Friday, August 17, 2012

Open Goldberg Variations: Kimiko Ishizaka makes a great public domain recording

Kimiko Ishizaka has released a free, public domain recording of the goldberg variations.  They are good.  Also, she is German and a powerlifter (honest!).

Download or listen now:

Thursday, August 16, 2012

The Dramatic Delay or Excessive Phrasing

I tend to like my Bach "dry".

One of my pet peeves is what I refer to as "Dramatic Delay". This is where the musician holds a note longer than is specified in the score to somehow build tension, drama, or something in the music. Based on my years of piano, I think it stems from music teachers encouraging their students to "interpret" or "feel" the music. In some musical settings (like when listening to music I don't care for anyway), I really don't mind. But when you start messing with Bach, you're messing with counterpoint (explicit or implied) and so you are making a mess of one voice while trying to emphasize the other. IMHO, Bach (and most pre-romantic era music) should be played with strict timing and no undo emphasis on one voice over another. Bach is great, in part, because every voice is interesting. So, I find it highly ironic that while a musician thinks they are doing Bach a favor by getting all dramatic with one phrase, they have inadvertently maligned the other voice or (typically) voices.

Here are some examples. Right now I only have midi recordings to give an example of a recording with strict timing, but I'll get more as I get time. [I'm sure the musicians who provide the dramatic delay examples are fine musicians, despite this perceived flaw]:

Prelude to the 1st Cello Suite
Goldberg Variations (Variation 4)
Not saying Joshua Bell isn't awesome; the photo just fit the message.
The "Dramatic Delay" is right up there with the "Musician's Swoon", where the musician (typically a first chair or soloist) feels compelled to sway, shake, contort as they play--no, feel--no, become--the music. My music teachers encouraged this and no, I never gave in, at least in a detectable way. I'm not saying that some bodily and even facial movements are not appropriate, but I really think Bach would have pulled his saber on his first chair student if they acted the way some musicians do.

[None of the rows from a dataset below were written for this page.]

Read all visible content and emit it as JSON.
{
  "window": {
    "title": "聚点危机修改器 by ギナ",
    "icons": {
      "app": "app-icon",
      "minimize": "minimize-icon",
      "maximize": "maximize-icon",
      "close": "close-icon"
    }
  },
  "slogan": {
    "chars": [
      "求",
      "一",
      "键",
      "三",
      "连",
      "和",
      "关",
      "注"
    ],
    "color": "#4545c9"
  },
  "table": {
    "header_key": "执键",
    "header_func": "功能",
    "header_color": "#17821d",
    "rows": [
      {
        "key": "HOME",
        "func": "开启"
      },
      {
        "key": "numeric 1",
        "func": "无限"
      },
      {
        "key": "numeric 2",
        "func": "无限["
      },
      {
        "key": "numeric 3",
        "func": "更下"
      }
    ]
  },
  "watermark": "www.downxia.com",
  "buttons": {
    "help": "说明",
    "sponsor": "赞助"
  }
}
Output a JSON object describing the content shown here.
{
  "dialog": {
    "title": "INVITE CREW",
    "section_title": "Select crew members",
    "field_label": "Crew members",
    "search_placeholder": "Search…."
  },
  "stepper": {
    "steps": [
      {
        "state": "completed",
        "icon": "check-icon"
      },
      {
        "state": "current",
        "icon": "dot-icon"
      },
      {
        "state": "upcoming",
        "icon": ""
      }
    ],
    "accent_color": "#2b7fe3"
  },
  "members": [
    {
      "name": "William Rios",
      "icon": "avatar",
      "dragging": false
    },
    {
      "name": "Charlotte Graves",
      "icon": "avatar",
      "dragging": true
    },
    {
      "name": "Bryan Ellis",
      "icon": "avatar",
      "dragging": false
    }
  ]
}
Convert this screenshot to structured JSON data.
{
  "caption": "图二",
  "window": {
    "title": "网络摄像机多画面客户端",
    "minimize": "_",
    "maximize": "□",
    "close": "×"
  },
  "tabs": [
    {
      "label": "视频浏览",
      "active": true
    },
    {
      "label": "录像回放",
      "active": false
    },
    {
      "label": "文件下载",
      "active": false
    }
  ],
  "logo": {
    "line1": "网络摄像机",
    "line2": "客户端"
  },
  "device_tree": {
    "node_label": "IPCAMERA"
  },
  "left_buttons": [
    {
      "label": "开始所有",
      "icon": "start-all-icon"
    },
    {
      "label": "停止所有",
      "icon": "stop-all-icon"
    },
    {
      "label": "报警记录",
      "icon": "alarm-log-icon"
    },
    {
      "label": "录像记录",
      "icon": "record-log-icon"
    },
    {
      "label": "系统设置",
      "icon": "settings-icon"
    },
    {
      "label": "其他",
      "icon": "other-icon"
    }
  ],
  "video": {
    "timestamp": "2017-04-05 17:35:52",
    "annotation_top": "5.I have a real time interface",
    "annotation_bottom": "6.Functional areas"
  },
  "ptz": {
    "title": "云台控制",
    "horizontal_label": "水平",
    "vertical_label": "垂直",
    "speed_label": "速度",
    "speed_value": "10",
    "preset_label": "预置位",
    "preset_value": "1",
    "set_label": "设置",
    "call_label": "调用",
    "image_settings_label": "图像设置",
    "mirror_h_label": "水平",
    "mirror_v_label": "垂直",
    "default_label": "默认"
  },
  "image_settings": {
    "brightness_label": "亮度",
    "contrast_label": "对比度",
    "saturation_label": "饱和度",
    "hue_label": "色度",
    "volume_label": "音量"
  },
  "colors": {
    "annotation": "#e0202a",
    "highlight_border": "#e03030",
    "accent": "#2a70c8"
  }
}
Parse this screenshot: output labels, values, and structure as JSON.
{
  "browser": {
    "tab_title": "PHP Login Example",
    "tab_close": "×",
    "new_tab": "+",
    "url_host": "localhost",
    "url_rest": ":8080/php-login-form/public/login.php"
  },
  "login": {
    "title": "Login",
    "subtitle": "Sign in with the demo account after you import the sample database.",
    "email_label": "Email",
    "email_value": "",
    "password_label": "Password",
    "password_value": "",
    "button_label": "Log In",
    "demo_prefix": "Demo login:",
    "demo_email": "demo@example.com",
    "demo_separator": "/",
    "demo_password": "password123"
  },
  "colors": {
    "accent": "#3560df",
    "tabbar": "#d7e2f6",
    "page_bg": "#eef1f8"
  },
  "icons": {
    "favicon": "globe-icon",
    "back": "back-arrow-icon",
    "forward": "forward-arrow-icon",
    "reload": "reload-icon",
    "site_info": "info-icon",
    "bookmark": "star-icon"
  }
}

For those I've offended, I sincerely apologize.  I realize I'm in the minority on these two points.  I acknowledge that you are likely way more proficient in music than I am.  Also, if you are making money with your instrument (or teaching your instrument), you should probably keep doing whatever you are doing!  Just know that some of us prefer a little more reserve in manner and interpretation.